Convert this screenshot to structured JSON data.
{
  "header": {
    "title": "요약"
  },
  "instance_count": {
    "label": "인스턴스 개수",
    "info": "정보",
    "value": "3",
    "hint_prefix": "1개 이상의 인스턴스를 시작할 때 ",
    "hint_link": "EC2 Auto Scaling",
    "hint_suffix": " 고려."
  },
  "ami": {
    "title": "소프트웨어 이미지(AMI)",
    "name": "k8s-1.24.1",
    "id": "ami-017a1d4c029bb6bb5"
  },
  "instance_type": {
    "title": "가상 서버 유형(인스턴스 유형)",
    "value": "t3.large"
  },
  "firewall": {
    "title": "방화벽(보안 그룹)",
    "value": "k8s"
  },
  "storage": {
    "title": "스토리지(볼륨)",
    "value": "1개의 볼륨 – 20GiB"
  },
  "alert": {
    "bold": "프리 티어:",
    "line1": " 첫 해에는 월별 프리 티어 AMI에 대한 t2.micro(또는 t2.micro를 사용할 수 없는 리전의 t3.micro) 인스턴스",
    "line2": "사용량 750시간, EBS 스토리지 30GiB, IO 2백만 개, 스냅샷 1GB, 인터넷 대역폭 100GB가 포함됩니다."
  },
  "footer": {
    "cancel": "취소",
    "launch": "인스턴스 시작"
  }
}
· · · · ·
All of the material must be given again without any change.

Convert this screenshot to structured JSON data.
{
  "header": {
    "title": "요약"
  },
  "instance_count": {
    "label": "인스턴스 개수",
    "info": "정보",
    "value": "3",
    "hint_prefix": "1개 이상의 인스턴스를 시작할 때 ",
    "hint_link": "EC2 Auto Scaling",
    "hint_suffix": " 고려."
  },
  "ami": {
    "title": "소프트웨어 이미지(AMI)",
    "name": "k8s-1.24.1",
    "id": "ami-017a1d4c029bb6bb5"
  },
  "instance_type": {
    "title": "가상 서버 유형(인스턴스 유형)",
    "value": "t3.large"
  },
  "firewall": {
    "title": "방화벽(보안 그룹)",
    "value": "k8s"
  },
  "storage": {
    "title": "스토리지(볼륨)",
    "value": "1개의 볼륨 – 20GiB"
  },
  "alert": {
    "bold": "프리 티어:",
    "line1": " 첫 해에는 월별 프리 티어 AMI에 대한 t2.micro(또는 t2.micro를 사용할 수 없는 리전의 t3.micro) 인스턴스",
    "line2": "사용량 750시간, EBS 스토리지 30GiB, IO 2백만 개, 스냅샷 1GB, 인터넷 대역폭 100GB가 포함됩니다."
  },
  "footer": {
    "cancel": "취소",
    "launch": "인스턴스 시작"
  }
}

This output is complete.